TASK ITEM: Would you output each record exactly as it stands?

SUPPLIED RECORDS:
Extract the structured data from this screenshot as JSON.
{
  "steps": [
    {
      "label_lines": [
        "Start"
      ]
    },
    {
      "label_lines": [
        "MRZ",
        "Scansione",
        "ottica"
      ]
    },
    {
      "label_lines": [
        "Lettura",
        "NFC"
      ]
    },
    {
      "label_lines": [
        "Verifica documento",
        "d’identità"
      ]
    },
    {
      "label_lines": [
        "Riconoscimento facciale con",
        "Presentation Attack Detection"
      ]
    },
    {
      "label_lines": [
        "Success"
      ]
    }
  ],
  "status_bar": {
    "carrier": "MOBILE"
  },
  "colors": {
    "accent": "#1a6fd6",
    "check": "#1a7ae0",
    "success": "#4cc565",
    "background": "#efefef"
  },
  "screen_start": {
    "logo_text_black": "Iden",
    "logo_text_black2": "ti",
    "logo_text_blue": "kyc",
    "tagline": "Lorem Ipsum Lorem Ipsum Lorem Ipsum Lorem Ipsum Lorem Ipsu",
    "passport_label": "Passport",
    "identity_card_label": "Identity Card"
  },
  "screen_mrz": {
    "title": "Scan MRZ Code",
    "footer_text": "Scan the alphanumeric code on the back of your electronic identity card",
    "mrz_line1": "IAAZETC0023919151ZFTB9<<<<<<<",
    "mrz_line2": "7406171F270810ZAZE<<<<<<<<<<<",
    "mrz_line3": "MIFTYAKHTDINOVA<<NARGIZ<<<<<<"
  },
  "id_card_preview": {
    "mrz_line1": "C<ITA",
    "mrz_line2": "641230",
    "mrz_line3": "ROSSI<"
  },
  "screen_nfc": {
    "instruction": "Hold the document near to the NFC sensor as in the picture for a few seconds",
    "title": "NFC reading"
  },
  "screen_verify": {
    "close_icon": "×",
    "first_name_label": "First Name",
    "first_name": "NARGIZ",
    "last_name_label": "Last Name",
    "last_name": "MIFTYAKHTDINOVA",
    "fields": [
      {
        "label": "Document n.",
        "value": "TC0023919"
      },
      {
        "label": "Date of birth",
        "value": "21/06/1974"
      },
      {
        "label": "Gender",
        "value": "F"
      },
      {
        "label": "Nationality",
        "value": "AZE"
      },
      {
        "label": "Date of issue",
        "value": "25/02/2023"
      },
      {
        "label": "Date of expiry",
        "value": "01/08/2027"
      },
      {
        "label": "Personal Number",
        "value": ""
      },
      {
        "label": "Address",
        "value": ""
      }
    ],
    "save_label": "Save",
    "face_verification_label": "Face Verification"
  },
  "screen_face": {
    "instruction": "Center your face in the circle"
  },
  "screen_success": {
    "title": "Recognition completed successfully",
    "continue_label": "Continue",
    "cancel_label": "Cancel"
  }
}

WRITTEN SOLUTION:
Extract the structured data from this screenshot as JSON.
{
  "steps": [
    {
      "label_lines": [
        "Start"
      ]
    },
    {
      "label_lines": [
        "MRZ",
        "Scansione",
        "ottica"
      ]
    },
    {
      "label_lines": [
        "Lettura",
        "NFC"
      ]
    },
    {
      "label_lines": [
        "Verifica documento",
        "d’identità"
      ]
    },
    {
      "label_lines": [
        "Riconoscimento facciale con",
        "Presentation Attack Detection"
      ]
    },
    {
      "label_lines": [
        "Success"
      ]
    }
  ],
  "status_bar": {
    "carrier": "MOBILE"
  },
  "colors": {
    "accent": "#1a6fd6",
    "check": "#1a7ae0",
    "success": "#4cc565",
    "background": "#efefef"
  },
  "screen_start": {
    "logo_text_black": "Iden",
    "logo_text_black2": "ti",
    "logo_text_blue": "kyc",
    "tagline": "Lorem Ipsum Lorem Ipsum Lorem Ipsum Lorem Ipsum Lorem Ipsu",
    "passport_label": "Passport",
    "identity_card_label": "Identity Card"
  },
  "screen_mrz": {
    "title": "Scan MRZ Code",
    "footer_text": "Scan the alphanumeric code on the back of your electronic identity card",
    "mrz_line1": "IAAZETC0023919151ZFTB9<<<<<<<",
    "mrz_line2": "7406171F270810ZAZE<<<<<<<<<<<",
    "mrz_line3": "MIFTYAKHTDINOVA<<NARGIZ<<<<<<"
  },
  "id_card_preview": {
    "mrz_line1": "C<ITA",
    "mrz_line2": "641230",
    "mrz_line3": "ROSSI<"
  },
  "screen_nfc": {
    "instruction": "Hold the document near to the NFC sensor as in the picture for a few seconds",
    "title": "NFC reading"
  },
  "screen_verify": {
    "close_icon": "×",
    "first_name_label": "First Name",
    "first_name": "NARGIZ",
    "last_name_label": "Last Name",
    "last_name": "MIFTYAKHTDINOVA",
    "fields": [
      {
        "label": "Document n.",
        "value": "TC0023919"
      },
      {
        "label": "Date of birth",
        "value": "21/06/1974"
      },
      {
        "label": "Gender",
        "value": "F"
      },
      {
        "label": "Nationality",
        "value": "AZE"
      },
      {
        "label": "Date of issue",
        "value": "25/02/2023"
      },
      {
        "label": "Date of expiry",
        "value": "01/08/2027"
      },
      {
        "label": "Personal Number",
        "value": ""
      },
      {
        "label": "Address",
        "value": ""
      }
    ],
    "save_label": "Save",
    "face_verification_label": "Face Verification"
  },
  "screen_face": {
    "instruction": "Center your face in the circle"
  },
  "screen_success": {
    "title": "Recognition completed successfully",
    "continue_label": "Continue",
    "cancel_label": "Cancel"
  }
}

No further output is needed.